Republicans on the Senate intelligence committee, meanwhile, said they were satisfied by Haspel’s responses about the CIA interrogation program, saying they’d received assurances from her in private that it was not moral.
“I don’t think I got that from her at all,” Sen. Jim Risch (R-Idaho) said when asked about Haspel’s dodging of the question. “I think she shares my view and everyone’s view up here that it is immoral.”
Lawmakers also pushed Haspel on her role in destroying 92 videotapes that showed the CIA interrogating Abu Zubaydah, the agency’s first detainee. At the direction of her boss at the time, Jose Rodriguez, Haspel drafted a cable calling for the destruction of the tapes. Haspel said Wednesday that she supported Rodriguez’s decision because the tapes could have endangered the CIA officials who appeared in them if they’d leaked.
When Heinrich asked why the CIA did not preserve a digital copy of the tapes with the faces of the CIA officials blacked out, Haspel said she didn’t know. “I’m just not a technical person,” she said.

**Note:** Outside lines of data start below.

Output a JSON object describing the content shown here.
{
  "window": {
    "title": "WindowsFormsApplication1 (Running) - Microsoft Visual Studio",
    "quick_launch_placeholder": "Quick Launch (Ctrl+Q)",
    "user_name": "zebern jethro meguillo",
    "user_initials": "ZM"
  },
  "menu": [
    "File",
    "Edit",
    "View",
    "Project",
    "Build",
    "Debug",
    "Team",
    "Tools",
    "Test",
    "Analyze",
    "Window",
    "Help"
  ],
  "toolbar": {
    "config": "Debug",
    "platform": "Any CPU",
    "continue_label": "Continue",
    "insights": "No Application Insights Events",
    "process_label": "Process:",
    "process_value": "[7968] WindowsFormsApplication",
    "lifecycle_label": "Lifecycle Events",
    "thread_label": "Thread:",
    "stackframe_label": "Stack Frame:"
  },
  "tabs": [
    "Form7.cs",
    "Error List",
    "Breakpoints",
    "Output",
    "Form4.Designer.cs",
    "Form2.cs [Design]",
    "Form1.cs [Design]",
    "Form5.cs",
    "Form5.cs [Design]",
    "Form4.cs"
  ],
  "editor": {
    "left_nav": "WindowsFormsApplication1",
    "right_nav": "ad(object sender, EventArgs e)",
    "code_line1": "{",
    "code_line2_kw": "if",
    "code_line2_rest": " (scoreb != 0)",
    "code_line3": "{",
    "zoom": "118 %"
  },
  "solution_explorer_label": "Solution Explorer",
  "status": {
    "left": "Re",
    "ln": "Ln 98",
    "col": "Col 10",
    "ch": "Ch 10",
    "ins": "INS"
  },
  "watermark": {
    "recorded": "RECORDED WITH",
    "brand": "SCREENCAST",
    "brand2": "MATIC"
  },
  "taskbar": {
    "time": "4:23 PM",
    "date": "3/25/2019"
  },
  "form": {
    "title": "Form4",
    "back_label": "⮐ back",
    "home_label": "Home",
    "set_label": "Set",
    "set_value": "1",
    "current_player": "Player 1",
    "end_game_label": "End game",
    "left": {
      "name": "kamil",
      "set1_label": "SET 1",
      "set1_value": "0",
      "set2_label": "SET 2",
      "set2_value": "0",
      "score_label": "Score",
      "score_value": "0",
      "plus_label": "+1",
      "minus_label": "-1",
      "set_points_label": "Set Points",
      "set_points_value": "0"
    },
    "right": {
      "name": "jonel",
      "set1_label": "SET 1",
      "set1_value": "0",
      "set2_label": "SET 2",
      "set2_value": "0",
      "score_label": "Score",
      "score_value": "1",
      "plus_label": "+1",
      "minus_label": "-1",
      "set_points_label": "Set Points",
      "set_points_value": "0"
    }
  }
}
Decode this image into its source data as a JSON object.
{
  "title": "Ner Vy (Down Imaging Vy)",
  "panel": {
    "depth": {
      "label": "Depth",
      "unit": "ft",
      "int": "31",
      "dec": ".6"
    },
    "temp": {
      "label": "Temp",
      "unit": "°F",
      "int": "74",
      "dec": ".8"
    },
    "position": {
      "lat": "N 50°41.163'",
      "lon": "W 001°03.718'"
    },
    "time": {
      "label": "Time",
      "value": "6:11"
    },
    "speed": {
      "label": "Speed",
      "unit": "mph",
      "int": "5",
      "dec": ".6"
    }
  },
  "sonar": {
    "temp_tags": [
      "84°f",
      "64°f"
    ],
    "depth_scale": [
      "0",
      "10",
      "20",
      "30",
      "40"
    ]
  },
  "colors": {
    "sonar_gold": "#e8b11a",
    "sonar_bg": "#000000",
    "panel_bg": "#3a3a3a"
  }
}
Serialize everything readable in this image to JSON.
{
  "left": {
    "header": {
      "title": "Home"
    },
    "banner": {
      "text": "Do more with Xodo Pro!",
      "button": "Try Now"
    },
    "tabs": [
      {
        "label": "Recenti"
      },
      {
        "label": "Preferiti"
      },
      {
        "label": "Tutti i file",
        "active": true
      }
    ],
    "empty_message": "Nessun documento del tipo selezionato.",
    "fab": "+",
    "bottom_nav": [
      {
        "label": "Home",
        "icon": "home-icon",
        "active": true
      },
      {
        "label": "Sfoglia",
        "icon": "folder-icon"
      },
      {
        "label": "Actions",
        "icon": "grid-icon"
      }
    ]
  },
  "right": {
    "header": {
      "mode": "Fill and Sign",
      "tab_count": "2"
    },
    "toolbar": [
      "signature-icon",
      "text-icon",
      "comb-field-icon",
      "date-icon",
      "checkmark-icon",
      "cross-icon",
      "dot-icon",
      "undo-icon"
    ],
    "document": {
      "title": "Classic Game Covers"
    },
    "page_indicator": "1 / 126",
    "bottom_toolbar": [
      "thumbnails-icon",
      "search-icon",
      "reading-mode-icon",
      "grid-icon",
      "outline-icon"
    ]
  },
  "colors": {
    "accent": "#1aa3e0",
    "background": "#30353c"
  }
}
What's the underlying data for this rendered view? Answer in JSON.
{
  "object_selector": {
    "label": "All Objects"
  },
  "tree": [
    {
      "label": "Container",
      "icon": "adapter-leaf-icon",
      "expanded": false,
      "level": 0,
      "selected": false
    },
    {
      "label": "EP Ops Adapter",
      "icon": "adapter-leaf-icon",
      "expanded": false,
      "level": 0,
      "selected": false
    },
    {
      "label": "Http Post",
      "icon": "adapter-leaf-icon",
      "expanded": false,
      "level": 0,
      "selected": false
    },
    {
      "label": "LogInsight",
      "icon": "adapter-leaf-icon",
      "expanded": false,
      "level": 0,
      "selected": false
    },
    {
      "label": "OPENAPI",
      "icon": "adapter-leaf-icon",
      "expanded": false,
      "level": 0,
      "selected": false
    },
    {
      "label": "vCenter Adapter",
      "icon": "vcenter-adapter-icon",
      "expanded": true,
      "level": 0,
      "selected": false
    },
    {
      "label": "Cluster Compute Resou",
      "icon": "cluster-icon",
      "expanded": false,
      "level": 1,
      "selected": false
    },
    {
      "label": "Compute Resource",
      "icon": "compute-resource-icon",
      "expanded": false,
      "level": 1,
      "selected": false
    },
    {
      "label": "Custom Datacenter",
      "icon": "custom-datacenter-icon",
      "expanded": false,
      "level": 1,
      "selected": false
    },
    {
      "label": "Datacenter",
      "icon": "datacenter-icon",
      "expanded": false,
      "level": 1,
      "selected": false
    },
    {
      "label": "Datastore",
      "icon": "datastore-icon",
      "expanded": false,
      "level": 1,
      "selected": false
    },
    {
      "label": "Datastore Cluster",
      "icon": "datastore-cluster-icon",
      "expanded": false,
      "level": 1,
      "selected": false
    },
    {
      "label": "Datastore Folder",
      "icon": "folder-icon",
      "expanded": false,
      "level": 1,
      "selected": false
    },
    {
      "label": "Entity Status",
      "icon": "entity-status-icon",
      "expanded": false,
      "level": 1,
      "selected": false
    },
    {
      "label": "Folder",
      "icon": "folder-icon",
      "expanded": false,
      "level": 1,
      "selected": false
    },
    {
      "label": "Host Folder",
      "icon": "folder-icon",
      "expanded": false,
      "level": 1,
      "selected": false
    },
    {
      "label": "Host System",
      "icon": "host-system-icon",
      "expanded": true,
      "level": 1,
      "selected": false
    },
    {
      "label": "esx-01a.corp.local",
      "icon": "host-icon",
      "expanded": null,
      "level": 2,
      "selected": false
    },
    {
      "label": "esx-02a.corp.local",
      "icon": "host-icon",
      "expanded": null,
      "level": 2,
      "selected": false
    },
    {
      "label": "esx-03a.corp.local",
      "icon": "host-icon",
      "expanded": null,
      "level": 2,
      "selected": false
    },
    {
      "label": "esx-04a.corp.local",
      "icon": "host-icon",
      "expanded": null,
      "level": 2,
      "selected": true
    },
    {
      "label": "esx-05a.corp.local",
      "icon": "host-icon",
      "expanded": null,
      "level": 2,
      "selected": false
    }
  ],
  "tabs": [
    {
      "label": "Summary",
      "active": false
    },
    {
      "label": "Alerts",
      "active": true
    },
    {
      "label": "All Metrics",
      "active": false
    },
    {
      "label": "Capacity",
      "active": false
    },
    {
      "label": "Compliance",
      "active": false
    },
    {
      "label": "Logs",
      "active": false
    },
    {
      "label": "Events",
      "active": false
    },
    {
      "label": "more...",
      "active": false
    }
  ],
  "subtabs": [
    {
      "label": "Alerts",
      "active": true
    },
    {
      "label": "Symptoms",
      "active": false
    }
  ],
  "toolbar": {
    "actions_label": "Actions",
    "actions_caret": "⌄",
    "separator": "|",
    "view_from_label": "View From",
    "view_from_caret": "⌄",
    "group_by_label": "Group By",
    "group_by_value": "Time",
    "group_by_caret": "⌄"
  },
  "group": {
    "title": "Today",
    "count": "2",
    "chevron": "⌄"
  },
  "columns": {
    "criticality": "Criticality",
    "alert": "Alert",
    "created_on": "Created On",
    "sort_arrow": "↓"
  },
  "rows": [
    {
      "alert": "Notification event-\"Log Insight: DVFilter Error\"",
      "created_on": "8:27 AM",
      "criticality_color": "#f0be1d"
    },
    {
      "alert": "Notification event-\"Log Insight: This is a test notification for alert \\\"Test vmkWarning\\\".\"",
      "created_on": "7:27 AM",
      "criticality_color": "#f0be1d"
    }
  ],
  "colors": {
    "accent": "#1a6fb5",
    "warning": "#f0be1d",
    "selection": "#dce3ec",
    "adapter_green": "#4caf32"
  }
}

Ahead of Wednesday’s confirmation hearing, the CIA launched an unusually aggressive lobbying campaign on behalf of Haspel, pushing stories about her popularity within the agency and pointing out that she would be the first female CIA director.
Democratic lawmakers say the CIA selectively declassified information about the parts of her career that are flattering and withheld potentially damaging information. Haspel confirmed on Wednesday that she was involved in decisions about which parts of her record to declassify — but said she followed standard guidance.
While the CIA has highlighted the parts of her career that were unrelated to the interrogation program, the president has suggested that he chose her, in part, because of her role at the black sites.
The day before her confirmation hearing, Trump tweeted in support of Haspel, saying she “has been, and always will be, TOUGH ON TERROR!”
Haspel received a boost after the hearing on Wednesday when Sen. Joe Manchin (D-W.Va.), a vulnerable red-state Democrat up for re-election this year, announced he would support her nomination to lead the CIA.
This article has been updated to include Harris and Risch’s comments and to reflect Manchin’s announcement.